Sowing with Eager Expectation: A Content Analysis of The Prosperity Gospel

Nesbitt 4101

Sowing with Eager Expectation: A Content Analysis of The Prosperity Gospel

The Prosperity Gospel is a doctrine based on the premise that God wants his servants to be financially prosperous ((van Biema and Chu 2006). Believers accept the idea that wealth is a sign of God’s approval and that prosperity serves as compensation for the sowing of extraordinary praise and acts of worship. This is especially the case when believers give beyond the minimum tithes to the church or other religious organizations. The logical conclusion that follows is that poor people remain poor because they do not give. This research explores the rhetorical strategies and capitalism based terminology used by religious personalities to persuade the poor to give what little they have. A content analysis of several televised religious broadcasts was conducted to determine the extent to which rhetorical strategy, capitalist principles, and specific scriptures were used by the religious personalities. The findings suggest that preachers of the prosperity theology engage in techniques similar to those of secular motivational speakers, where the emphasis is more on persuasive calls to action, self-improvement, and capitalism, rather than focusing on scripture. The end goal is to encourage those with few financial resources to sow in eager expectation of a financial blessing.

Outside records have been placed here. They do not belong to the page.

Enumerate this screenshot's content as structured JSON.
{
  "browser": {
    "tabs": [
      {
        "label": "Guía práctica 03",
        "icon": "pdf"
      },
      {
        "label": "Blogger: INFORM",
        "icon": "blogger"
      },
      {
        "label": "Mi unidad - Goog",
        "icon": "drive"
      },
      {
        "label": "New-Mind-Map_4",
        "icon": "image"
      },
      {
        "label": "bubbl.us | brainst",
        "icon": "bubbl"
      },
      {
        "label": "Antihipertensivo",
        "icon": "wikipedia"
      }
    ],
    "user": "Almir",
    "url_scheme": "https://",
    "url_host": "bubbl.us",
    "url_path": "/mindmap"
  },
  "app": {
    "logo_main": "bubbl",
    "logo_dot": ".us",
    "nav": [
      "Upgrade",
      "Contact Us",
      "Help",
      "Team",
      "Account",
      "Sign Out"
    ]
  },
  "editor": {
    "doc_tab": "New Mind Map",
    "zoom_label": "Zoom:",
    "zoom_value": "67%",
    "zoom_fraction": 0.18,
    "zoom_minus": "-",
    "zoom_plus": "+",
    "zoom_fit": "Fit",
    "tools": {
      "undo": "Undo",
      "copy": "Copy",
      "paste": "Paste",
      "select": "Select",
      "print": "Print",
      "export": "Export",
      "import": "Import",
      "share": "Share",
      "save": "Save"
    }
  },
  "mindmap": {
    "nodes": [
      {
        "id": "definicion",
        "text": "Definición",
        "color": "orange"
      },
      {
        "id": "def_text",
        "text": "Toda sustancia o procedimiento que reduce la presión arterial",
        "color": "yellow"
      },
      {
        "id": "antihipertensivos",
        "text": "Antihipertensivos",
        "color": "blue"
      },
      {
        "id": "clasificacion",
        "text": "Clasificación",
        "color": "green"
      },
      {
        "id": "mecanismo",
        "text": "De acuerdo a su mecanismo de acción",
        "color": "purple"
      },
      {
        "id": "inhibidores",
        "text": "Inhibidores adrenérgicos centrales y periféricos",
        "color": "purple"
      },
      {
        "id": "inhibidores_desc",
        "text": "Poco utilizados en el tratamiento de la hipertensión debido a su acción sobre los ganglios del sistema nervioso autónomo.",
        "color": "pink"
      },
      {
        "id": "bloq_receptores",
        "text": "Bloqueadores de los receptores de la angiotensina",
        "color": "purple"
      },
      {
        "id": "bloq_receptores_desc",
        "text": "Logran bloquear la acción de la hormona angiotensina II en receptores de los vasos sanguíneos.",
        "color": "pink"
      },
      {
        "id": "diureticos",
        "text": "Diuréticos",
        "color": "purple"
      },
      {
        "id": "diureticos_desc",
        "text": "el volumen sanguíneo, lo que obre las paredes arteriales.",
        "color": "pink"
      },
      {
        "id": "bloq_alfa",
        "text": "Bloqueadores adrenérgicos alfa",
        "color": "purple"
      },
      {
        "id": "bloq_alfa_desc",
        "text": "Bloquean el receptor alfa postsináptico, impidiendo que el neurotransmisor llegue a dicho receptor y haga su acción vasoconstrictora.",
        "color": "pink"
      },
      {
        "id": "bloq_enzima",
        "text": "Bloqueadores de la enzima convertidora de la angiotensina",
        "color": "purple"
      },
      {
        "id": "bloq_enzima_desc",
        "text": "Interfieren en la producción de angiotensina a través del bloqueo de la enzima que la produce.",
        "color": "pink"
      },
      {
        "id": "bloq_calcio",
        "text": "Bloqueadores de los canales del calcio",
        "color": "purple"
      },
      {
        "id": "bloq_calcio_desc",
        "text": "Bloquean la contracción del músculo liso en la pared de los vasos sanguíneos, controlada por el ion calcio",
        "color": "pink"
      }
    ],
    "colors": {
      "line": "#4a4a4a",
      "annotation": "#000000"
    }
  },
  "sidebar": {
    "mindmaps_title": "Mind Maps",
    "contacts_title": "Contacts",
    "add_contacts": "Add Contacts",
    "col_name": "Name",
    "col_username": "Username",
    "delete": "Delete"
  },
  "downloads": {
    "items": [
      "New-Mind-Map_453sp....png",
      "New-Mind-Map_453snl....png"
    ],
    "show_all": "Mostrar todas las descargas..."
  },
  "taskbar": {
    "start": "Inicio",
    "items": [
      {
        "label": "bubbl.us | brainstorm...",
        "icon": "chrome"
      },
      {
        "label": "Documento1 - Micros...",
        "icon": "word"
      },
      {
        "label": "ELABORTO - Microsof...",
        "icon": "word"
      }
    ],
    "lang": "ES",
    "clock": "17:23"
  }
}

Keywords: harvest, poor, Prosperity Gospel, prosperity theology, reaping, religious personalities, religious broadcasts, sowing